== WHAT THE EXERCISE ASKS ==
Nothing in the data below may be left out; return all of it exactly.

(Data items)
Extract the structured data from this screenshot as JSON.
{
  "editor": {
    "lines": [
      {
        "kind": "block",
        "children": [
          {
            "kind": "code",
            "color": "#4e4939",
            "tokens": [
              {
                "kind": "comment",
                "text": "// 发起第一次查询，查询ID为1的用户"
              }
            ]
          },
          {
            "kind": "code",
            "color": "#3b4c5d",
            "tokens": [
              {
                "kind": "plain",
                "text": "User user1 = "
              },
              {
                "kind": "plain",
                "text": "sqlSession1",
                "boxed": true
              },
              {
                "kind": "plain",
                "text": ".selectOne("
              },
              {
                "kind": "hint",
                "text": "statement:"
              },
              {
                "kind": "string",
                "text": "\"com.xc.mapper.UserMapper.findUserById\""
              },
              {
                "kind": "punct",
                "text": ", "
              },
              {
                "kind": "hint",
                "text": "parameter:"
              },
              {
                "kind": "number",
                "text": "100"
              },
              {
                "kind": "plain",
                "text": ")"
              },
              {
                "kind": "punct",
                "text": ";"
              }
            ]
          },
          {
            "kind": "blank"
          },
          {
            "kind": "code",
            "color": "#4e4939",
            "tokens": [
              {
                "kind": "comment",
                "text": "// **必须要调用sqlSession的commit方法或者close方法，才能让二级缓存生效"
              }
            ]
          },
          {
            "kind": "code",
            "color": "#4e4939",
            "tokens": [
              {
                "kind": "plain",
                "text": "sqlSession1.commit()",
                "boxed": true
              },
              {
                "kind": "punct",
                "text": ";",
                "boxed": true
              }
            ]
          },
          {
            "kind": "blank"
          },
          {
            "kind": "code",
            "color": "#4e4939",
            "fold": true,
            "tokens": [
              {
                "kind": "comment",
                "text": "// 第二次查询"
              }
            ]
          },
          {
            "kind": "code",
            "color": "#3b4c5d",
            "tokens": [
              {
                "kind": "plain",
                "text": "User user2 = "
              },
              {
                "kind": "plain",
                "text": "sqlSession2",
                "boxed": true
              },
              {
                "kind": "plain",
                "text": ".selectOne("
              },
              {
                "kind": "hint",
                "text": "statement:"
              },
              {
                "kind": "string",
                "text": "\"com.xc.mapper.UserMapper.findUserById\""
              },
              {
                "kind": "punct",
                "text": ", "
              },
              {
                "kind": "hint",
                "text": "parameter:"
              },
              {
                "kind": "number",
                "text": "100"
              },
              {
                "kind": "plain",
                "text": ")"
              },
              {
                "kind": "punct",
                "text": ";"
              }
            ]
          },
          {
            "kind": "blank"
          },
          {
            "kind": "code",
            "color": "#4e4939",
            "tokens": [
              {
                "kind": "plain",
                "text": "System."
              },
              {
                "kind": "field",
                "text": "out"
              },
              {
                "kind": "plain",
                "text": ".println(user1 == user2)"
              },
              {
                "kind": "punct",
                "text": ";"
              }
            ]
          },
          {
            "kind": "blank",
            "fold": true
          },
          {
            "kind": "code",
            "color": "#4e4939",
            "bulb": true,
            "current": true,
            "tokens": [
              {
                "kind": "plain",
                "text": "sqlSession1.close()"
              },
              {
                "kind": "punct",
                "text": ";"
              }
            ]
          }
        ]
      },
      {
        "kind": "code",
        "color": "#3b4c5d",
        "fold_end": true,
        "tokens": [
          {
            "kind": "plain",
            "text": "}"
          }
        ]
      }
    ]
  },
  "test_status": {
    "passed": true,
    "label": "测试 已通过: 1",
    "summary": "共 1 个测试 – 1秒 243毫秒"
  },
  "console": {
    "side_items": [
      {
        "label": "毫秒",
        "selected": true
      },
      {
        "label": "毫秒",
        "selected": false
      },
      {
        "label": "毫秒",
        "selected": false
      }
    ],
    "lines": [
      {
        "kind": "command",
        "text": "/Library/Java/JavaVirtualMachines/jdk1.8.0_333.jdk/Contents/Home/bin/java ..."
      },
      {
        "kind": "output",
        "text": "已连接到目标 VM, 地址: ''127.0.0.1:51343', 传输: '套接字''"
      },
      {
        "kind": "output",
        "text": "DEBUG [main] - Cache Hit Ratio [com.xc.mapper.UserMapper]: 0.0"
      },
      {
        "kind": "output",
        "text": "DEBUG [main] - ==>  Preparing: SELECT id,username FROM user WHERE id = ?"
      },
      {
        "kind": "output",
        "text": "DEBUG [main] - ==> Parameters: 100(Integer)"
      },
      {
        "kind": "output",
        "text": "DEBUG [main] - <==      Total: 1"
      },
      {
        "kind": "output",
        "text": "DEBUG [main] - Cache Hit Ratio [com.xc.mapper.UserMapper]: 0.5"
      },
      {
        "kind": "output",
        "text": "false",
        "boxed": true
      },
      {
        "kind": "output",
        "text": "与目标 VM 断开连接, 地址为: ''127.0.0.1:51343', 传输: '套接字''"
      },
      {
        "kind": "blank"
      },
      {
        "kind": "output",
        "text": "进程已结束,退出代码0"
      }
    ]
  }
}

== TASK ANSWER ==
Extract the structured data from this screenshot as JSON.
{
  "editor": {
    "lines": [
      {
        "kind": "block",
        "children": [
          {
            "kind": "code",
            "color": "#4e4939",
            "tokens": [
              {
                "kind": "comment",
                "text": "// 发起第一次查询，查询ID为1的用户"
              }
            ]
          },
          {
            "kind": "code",
            "color": "#3b4c5d",
            "tokens": [
              {
                "kind": "plain",
                "text": "User user1 = "
              },
              {
                "kind": "plain",
                "text": "sqlSession1",
                "boxed": true
              },
              {
                "kind": "plain",
                "text": ".selectOne("
              },
              {
                "kind": "hint",
                "text": "statement:"
              },
              {
                "kind": "string",
                "text": "\"com.xc.mapper.UserMapper.findUserById\""
              },
              {
                "kind": "punct",
                "text": ", "
              },
              {
                "kind": "hint",
                "text": "parameter:"
              },
              {
                "kind": "number",
                "text": "100"
              },
              {
                "kind": "plain",
                "text": ")"
              },
              {
                "kind": "punct",
                "text": ";"
              }
            ]
          },
          {
            "kind": "blank"
          },
          {
            "kind": "code",
            "color": "#4e4939",
            "tokens": [
              {
                "kind": "comment",
                "text": "// **必须要调用sqlSession的commit方法或者close方法，才能让二级缓存生效"
              }
            ]
          },
          {
            "kind": "code",
            "color": "#4e4939",
            "tokens": [
              {
                "kind": "plain",
                "text": "sqlSession1.commit()",
                "boxed": true
              },
              {
                "kind": "punct",
                "text": ";",
                "boxed": true
              }
            ]
          },
          {
            "kind": "blank"
          },
          {
            "kind": "code",
            "color": "#4e4939",
            "fold": true,
            "tokens": [
              {
                "kind": "comment",
                "text": "// 第二次查询"
              }
            ]
          },
          {
            "kind": "code",
            "color": "#3b4c5d",
            "tokens": [
              {
                "kind": "plain",
                "text": "User user2 = "
              },
              {
                "kind": "plain",
                "text": "sqlSession2",
                "boxed": true
              },
              {
                "kind": "plain",
                "text": ".selectOne("
              },
              {
                "kind": "hint",
                "text": "statement:"
              },
              {
                "kind": "string",
                "text": "\"com.xc.mapper.UserMapper.findUserById\""
              },
              {
                "kind": "punct",
                "text": ", "
              },
              {
                "kind": "hint",
                "text": "parameter:"
              },
              {
                "kind": "number",
                "text": "100"
              },
              {
                "kind": "plain",
                "text": ")"
              },
              {
                "kind": "punct",
                "text": ";"
              }
            ]
          },
          {
            "kind": "blank"
          },
          {
            "kind": "code",
            "color": "#4e4939",
            "tokens": [
              {
                "kind": "plain",
                "text": "System."
              },
              {
                "kind": "field",
                "text": "out"
              },
              {
                "kind": "plain",
                "text": ".println(user1 == user2)"
              },
              {
                "kind": "punct",
                "text": ";"
              }
            ]
          },
          {
            "kind": "blank",
            "fold": true
          },
          {
            "kind": "code",
            "color": "#4e4939",
            "bulb": true,
            "current": true,
            "tokens": [
              {
                "kind": "plain",
                "text": "sqlSession1.close()"
              },
              {
                "kind": "punct",
                "text": ";"
              }
            ]
          }
        ]
      },
      {
        "kind": "code",
        "color": "#3b4c5d",
        "fold_end": true,
        "tokens": [
          {
            "kind": "plain",
            "text": "}"
          }
        ]
      }
    ]
  },
  "test_status": {
    "passed": true,
    "label": "测试 已通过: 1",
    "summary": "共 1 个测试 – 1秒 243毫秒"
  },
  "console": {
    "side_items": [
      {
        "label": "毫秒",
        "selected": true
      },
      {
        "label": "毫秒",
        "selected": false
      },
      {
        "label": "毫秒",
        "selected": false
      }
    ],
    "lines": [
      {
        "kind": "command",
        "text": "/Library/Java/JavaVirtualMachines/jdk1.8.0_333.jdk/Contents/Home/bin/java ..."
      },
      {
        "kind": "output",
        "text": "已连接到目标 VM, 地址: ''127.0.0.1:51343', 传输: '套接字''"
      },
      {
        "kind": "output",
        "text": "DEBUG [main] - Cache Hit Ratio [com.xc.mapper.UserMapper]: 0.0"
      },
      {
        "kind": "output",
        "text": "DEBUG [main] - ==>  Preparing: SELECT id,username FROM user WHERE id = ?"
      },
      {
        "kind": "output",
        "text": "DEBUG [main] - ==> Parameters: 100(Integer)"
      },
      {
        "kind": "output",
        "text": "DEBUG [main] - <==      Total: 1"
      },
      {
        "kind": "output",
        "text": "DEBUG [main] - Cache Hit Ratio [com.xc.mapper.UserMapper]: 0.5"
      },
      {
        "kind": "output",
        "text": "false",
        "boxed": true
      },
      {
        "kind": "output",
        "text": "与目标 VM 断开连接, 地址为: ''127.0.0.1:51343', 传输: '套接字''"
      },
      {
        "kind": "blank"
      },
      {
        "kind": "output",
        "text": "进程已结束,退出代码0"
      }
    ]
  }
}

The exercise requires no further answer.